The Templars: The Rise, Fall, and Legacy of a Military Religious Order, offers a wide range of perspectives on this community's emergence, establishment and lasting resonance. The book includes an introductory essay that sketches out the history of the Templars, both in the context of the crusader states and the medieval Mediterranean but also within the countries of western Europe. This is followed by fifteen case studies which are divided into three parts. Part One explores the order's rise to prominence, Part Two its fall during one of the most spectacular heresy proceedings of the Middle Ages and Part Three its legacy over the subsequent centuries.
In the first half of the thirteenth century, one of the most prominent and influential families in the Latin East was the Montbeliard family, originating from Imperial Burgundy. Its most well-known members, Walter and his nephew Odo, held the highest positions in the Kingdom of Cyprus and the Kingdom of Jerusalem, as regents and constables. Thanks to the matrimonial policy they adopted, the Montbeliards created a large familial net in Outremer, including such powerful houses as the Lusignans or Ibelins. This first, separate study concerning the Montbeliard family in Outremer, shows their crusading activity as far as the end of the twelfth century against the background of their position in Burgundy, their relationship with the imperial house of the Hohenstaufens, the circumstances of the brilliant (and unexpected?) career of Walter of Montbeliard, who was the first member of the family permanently settled in Outremer. It was his activities in Outremer, political and familial, which gave impulse to the careers of other families, like the Brienne and Dampierre (sur -Salon). For more than a quarter-century his nephew, Odo, was one of rulers of the Kingdom of Jerusalem in the absence of the King. In this book the reader will find a wide panorama of the relationship between Outremer, France, Italy, the Papacy and the Roman Empire, as seen through the prism of the extraordinary international career of the Montbeliard family.
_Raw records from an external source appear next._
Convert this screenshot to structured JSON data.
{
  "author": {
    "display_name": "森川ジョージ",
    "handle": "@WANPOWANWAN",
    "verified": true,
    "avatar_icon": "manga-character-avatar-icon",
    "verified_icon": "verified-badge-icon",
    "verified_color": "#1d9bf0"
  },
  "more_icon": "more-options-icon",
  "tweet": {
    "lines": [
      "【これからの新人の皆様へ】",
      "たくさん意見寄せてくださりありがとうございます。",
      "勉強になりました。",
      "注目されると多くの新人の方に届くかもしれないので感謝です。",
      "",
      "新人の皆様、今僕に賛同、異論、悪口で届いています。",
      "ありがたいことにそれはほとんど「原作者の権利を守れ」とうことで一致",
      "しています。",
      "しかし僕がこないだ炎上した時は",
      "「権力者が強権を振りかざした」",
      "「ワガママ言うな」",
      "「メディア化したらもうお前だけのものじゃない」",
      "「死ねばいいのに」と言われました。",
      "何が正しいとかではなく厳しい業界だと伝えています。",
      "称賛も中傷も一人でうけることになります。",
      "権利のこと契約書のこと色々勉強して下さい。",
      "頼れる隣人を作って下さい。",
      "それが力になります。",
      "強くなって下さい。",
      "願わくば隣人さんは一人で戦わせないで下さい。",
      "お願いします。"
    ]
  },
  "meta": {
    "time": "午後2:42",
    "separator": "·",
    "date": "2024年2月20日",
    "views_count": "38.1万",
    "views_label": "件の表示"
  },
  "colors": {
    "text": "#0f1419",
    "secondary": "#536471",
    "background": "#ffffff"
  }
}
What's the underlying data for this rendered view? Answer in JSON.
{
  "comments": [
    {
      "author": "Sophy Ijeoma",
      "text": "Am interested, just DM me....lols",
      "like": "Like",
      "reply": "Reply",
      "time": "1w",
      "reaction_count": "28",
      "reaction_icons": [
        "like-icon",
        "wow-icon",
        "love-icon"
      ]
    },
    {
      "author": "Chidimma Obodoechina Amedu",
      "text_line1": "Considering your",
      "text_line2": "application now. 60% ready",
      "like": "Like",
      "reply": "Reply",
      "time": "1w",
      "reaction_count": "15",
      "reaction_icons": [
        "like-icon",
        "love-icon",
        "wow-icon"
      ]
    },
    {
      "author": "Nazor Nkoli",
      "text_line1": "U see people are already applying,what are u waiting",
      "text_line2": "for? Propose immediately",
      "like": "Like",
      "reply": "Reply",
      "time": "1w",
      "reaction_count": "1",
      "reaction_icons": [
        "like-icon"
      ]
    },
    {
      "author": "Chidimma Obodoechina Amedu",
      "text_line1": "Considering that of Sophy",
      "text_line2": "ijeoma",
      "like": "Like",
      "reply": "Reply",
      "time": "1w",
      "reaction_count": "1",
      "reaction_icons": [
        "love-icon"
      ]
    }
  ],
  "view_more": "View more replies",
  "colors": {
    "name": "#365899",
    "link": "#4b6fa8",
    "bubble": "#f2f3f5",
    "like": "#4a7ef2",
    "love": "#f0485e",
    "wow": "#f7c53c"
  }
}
The struggle between Islam and the Crusaders comprised a dialogue of cultures on a broad geographic scale and a wide expanse of time, a perennial seesaw of conquest in the West as in the East. Father Burns' pioneering work on Valencia has demonstrated that the inner reality of this sustained confrontation lies as much in the colonial interims as in the battles. Originally published in 1974. The Princeton Legacy Library uses the latest print-on-demand technology to again make available previously out-of-print books from the distinguished backlist of Princeton University Press. These editions preserve the original texts of these important books while presenting them in durable paperback and hardcover editions. The goal of the Princeton Legacy Library is to vastly increase access to the rich scholarly heritage found in the thousands of books published by Princeton University Press since its founding in 1905.
The Crusades shook the world. But why did they happen? Their origins are revealed in a new light. As part of a medieval world war that stretched from Asia to Europe. At its centre was an ancient empire - Byzantium. Told for the first time as a single, linked narrative are three great events that changed history: the fall of Byzantium in the eleventh century, the epic campaign of the First Crusade and the origins of modern Turkey. Nick Holmes not only presents the First Crusade in a wider global context but he also puts forwards new interpretations of the original sources, suggesting that its success was in fact largely accidental, and that the central role of Byzantium in the Crusades has been underestimated.